I try to plot the ending in detail from the beginning, but sometimes thing take an unexpected turn. Chasing Yesterday played out exactly as I had planned, but with the Seven Deadly Sins, I found myself going in a new direction after the fourth book. I think this is because that series was much more character-driven than Chasing Yesterday. As I got to know the characters better, they began to dictate the twists and turns of the storyline.
What can you tell us about your next trilogy?
This trilogy won't have a collective title, but the three books will be called SKINNED, CRASHED, and WIPED.
SKINNED comes out in September, and I'm already can't-catch-my-breath excited about it. It's a book I've wanted to write for a long, long time. I can't tell you exactly what it's about yet, but I figured that, as a hint, I would share some of the potential taglines my editor and I have been bouncing around:
If you can never die, can you ever truly live?
Some miracles come with a price.
Uglies meets The Bionic Woman.
She beat death -- but paid with her life.
And, the one we finally went with:
SKINNED - You never know what lies beneath.
Hopefully that gives you some tantalizing clues!
What are your ten all-time favorite books?
These days, my favorites come and go, but here are the ten books about which the teenage me would have said, "This book changed my life."
1. The World According to Garp, John Irving
2. It, Stephen King (special thanks to this book for getting me through the horror of eighth grade)
3. A Wrinkle In Time, Madeleine L'Engle
4. Ender's Game, Orson Scott Card
5. Stranger in a Strange Land, Robert Heinlein
6. Jitterbug Perfume, Tom Robbins
7. Atlas Shrugged, Ayn Rand
8. The Sleepwalkers, Arthur Koestler
9. I, Robot, Isaac Asimov
10. Mother Night, Kurt Vonnegut

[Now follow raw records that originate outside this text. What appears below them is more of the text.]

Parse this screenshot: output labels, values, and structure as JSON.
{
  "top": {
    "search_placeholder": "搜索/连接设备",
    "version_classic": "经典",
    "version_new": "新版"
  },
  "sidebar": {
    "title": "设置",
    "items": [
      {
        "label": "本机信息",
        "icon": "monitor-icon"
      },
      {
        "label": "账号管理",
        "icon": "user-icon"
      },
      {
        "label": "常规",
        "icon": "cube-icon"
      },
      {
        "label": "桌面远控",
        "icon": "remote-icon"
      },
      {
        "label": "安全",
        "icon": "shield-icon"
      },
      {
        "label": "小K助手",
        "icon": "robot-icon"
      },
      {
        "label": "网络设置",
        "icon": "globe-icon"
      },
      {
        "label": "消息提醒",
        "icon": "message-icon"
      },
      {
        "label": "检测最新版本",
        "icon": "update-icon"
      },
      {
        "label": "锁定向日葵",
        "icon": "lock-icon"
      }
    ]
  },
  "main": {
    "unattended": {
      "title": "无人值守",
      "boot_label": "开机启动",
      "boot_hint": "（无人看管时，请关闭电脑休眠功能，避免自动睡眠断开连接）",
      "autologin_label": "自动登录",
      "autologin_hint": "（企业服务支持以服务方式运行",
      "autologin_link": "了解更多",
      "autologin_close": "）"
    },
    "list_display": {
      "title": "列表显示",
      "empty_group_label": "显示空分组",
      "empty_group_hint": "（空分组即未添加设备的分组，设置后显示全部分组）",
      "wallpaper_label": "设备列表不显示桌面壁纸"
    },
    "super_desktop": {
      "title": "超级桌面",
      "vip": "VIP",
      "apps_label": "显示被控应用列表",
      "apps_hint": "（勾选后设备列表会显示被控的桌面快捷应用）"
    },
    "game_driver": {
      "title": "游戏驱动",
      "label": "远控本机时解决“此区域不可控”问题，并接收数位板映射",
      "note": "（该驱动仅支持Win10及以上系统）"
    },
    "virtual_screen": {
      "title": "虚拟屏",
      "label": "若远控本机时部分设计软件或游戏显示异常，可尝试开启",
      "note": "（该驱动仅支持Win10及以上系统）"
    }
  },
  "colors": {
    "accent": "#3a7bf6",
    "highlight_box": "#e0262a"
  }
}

Honorable mention to The Book Thief, by Marcus Zusak and The Disreputable History of Frankie-Landau Banks, by E. Lockhart – two books that, as an adult, remind me of why I wanted to be a writer in the first place. They take my breath away.